A year on from Clerys closure and workers still unprotected - Cullinane
Sinn Féin spokesperson on worker’s rights, David Cullinane TD has said that there is still much to be done to protect workers to ensure a similar situation to that of the Clerys closure would not happen again.
The overnight closure of the Dublin department store saw 460 people lose their jobs without redundancies, yet the owners walked away with profits of up to €15 million euro.
Deputy Cullinane will be moving a Bill in the Dáil on Wednesday which seeks to include a provision to deal with such so-called ‘tactical insolvencies’.
He and other members of Sinn Féin will join former Clerys workers and trade unionists at an event outside the former Department Store today at 1pm.
Deputy Cullinane said:
“This is the first Anniversary of the closure of Clerys and the shocking way in which the company was wound up. The Gordon Brothers Group essentially engaged in a tactical insolvency. This means the company was split in two parts to allow the directors avoid responsibility to their staff and yet walk away with a reported €15 million profit.
“Next Wednesday Sinn Fein will move a Bill in the Dáil that seeks to include a provision on the Companies Act 2014 to deal with tactical insolvencies that leave employees high and dry.
“Sinn Féin’s bill has a particular eye to businesses who shirk their responsibilities to their employees by establishing a number of companies to break the link between assets and employees. This is exactly what has happened in the case of Clerys.
“Our legislation provides for a ‘piercing of the corporate veil’ to hold unscrupulous business owners to account and protect vulnerable workers. When used by a business the ‘corporate veil’ in effect separates the legal ‘personality’ of a company from its Director’s, thus protecting them from liability of the business’s obligations to its employees in cases of tactical insolvency.
“Gordon Brothers walked away from the Clerys sale with multi millions profits, yet we are told the very same business did not have enough cash to pay holiday money or redundancies to workers or the €2 million they owe to the concession holders.
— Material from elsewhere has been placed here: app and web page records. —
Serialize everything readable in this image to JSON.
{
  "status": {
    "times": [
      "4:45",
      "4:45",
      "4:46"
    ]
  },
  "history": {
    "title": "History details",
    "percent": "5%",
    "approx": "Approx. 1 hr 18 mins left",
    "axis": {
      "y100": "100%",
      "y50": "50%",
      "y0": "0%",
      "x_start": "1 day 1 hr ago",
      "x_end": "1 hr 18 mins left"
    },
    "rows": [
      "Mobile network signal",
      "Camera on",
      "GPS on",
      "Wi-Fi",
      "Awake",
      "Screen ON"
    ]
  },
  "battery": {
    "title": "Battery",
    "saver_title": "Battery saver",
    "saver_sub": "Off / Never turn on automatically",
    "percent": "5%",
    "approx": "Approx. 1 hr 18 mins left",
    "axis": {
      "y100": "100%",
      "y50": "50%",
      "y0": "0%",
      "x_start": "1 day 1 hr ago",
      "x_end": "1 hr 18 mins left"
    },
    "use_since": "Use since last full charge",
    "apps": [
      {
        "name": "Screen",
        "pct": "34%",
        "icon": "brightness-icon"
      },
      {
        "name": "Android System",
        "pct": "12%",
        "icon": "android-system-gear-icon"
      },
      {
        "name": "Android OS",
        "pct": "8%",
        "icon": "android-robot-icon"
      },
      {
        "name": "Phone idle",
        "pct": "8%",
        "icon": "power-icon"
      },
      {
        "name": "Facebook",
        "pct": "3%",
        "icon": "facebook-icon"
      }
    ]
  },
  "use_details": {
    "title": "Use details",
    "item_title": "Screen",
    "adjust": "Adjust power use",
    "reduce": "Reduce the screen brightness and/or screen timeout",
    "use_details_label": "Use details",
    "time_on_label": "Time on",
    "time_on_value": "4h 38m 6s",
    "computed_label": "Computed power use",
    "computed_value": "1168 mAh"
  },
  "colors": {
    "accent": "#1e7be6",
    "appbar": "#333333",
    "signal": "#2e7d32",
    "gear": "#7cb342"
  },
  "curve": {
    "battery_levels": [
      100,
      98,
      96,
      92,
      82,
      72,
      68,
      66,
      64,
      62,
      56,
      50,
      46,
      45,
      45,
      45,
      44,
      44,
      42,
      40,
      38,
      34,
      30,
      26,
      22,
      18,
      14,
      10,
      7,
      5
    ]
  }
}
"Sinn Féin is fully committed to taking the steps to improve the legislation which prevents rogue employers from engaging in tactical insolvencies for the purposes of avoiding legal responsibilities to creditors and workers. What happened with Clerys workers should never be allowed happen again."